Kurt Vonnegut's Impact on Literature
A Visionary's Mark
Kurt Vonnegut's legacy reverberates through literature, marked by profound ideas and a distinct narrative style. His fusion of scientific elements with storytelling forged a new direction for literary interpretation. His portrayal of war's harrowing realities combined with supernatural entities leaves readers astounded. His thoughts on culture, racism, and societal constructs continue to influence lives. Writers strive to emulate his unique style, recognizing him as a guiding light in the realm of fiction.
Notable Quotes"Hello, babies. Welcome to Earth. It’s hot in the summer and cold in the winter. It’s round and wet and crowded. At the outside, babies, you’ve got about a hundred years here. There’s only one rule that I know of, babies—‘God damn it, you’ve got to be kind.’" (God Bless You, Mr. Rosewater)
"People have to talk about something just to keep their voice boxes in working order so they’ll have good voice boxes in case there’s ever anything really meaningful to say." (Cat's Cradle)

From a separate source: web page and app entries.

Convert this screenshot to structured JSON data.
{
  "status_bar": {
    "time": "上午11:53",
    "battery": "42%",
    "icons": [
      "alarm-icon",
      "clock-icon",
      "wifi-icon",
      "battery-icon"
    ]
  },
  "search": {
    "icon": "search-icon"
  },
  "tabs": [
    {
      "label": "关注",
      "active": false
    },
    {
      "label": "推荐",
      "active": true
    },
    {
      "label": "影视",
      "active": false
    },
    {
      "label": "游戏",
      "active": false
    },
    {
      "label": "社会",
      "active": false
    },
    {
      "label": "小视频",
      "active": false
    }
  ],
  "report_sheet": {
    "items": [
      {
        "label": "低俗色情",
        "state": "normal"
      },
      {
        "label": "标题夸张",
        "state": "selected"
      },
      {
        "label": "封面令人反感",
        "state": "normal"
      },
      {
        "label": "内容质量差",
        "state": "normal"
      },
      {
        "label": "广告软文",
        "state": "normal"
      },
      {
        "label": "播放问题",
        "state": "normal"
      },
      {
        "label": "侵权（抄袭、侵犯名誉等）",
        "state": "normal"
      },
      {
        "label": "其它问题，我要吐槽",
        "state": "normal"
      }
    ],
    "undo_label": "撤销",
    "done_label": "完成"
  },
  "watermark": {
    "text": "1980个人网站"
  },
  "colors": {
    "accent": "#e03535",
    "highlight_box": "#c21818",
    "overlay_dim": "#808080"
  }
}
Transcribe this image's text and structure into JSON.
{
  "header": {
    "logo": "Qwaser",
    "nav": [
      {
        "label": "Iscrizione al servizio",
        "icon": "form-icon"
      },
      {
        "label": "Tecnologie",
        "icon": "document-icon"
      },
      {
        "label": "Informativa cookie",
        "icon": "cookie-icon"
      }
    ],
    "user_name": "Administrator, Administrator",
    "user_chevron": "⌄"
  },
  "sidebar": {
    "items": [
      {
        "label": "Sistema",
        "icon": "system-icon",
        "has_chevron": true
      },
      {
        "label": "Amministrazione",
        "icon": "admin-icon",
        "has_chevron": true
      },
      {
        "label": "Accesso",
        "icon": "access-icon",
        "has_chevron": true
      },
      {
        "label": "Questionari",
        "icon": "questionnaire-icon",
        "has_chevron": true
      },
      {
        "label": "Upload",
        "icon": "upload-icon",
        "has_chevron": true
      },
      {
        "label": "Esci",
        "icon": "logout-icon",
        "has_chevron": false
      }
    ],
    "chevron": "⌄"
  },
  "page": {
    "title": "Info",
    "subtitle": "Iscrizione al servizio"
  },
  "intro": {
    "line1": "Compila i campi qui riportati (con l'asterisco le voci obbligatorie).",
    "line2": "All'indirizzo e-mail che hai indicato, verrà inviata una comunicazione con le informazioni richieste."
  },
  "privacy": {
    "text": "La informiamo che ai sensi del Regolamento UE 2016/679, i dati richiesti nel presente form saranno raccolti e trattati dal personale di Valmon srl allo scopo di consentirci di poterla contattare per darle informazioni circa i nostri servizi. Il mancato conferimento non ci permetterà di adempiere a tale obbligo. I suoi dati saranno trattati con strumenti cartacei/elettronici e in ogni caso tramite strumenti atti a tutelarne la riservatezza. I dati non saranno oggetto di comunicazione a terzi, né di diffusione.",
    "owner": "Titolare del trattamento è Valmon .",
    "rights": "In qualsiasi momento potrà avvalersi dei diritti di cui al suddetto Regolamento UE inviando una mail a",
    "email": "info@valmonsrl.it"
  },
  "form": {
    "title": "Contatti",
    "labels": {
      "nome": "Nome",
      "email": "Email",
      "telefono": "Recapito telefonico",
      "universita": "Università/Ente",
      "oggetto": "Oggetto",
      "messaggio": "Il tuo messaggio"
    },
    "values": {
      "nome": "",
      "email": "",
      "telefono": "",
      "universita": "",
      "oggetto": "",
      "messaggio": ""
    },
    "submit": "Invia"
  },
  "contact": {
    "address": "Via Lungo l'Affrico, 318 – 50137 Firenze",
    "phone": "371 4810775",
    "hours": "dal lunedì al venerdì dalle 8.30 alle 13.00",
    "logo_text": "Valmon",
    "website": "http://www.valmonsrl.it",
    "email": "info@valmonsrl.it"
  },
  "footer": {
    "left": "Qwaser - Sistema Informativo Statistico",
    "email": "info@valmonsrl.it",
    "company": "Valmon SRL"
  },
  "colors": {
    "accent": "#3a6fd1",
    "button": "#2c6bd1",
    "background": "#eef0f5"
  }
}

"It is so short and jumbled and jangled, Sam, because there is nothing to say about a massacre... 'Poo-tee-weet?'" (Slaughterhouse-Five)
How does Kurt Vonnegut's unique style, blending satire, autobiographical elements, and science fiction, lend his narratives an innovative voice that resonates with readers across generations?